I was invited to a good friends house for dinner on Friday night (his wife is an amazing cook!).
Amongst his guests was an American gent about my age and in Israel for as long as me.
We had much in common. Much, but not a very central thing in my view.
How did I find this out?
Well, in conversation he mentioned something that rather upset him.
He related that when he visited the Hula bird sanctuary last, he noticed that the various information signs did not include Arabic. How can Arabs enjoy the site? (Actually, all Israeli Arabs are taught to read Hebrew and do so).
He was determined to get to the bottom of this injustice and right the wrong. (by the way, as a tour guide I never noticed any tourist site that did not include Arabic on the signage)
As I listened to his words that sprang from the heart, my thoughts quickly moved to another place in Israel where an indigenous language is glaringly absent. It happens to just be the holiest place in the world for the Jewish people. It is the Temple Mount.
On that site, there is no Hebrew signs, just Arabic and English – exactly as in the days of the Jordanian occupation.
Israel does not want to “upset” the Muslims so we hide our Hebrew language in our most holy of sites.
Think about it.
Now THAT makes me more upset than the lack of Arabic in the bird sanctuary
I asked my dinner partner if that upset him as much as the dismal situation in the bird sanctuary?
He just gave me a blank stare. No words.
I did not pursue the conversation for the sake of tranquility at the table.

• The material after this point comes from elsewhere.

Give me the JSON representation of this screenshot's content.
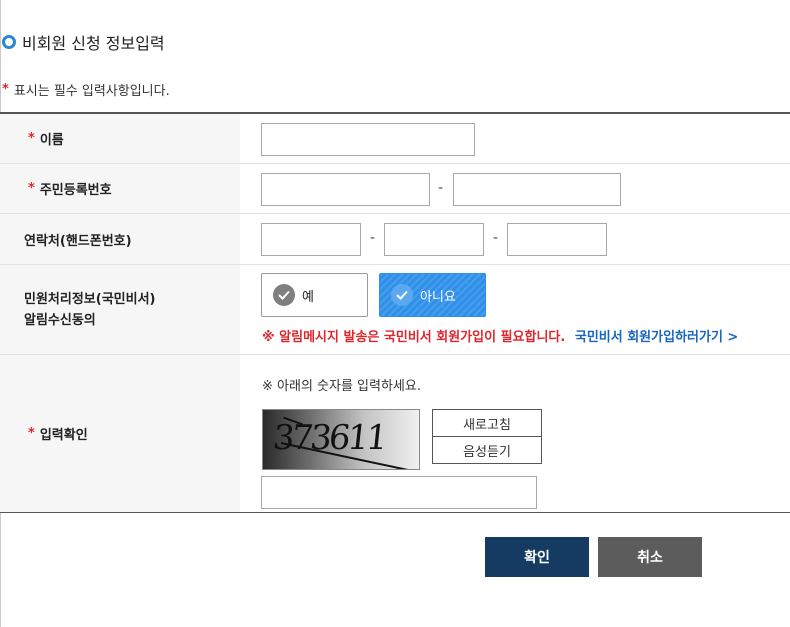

Now here is an intelligent thinking person, who actually chose Israel as his home.
I have to wonder what does his Israel means to him?
One knows much about a person by what upsets him.
So what is it?
I don’t get it.
I would love to get an intelligent answer.
Reserve your place for our beautiful Galil tour on Pesach, April 22.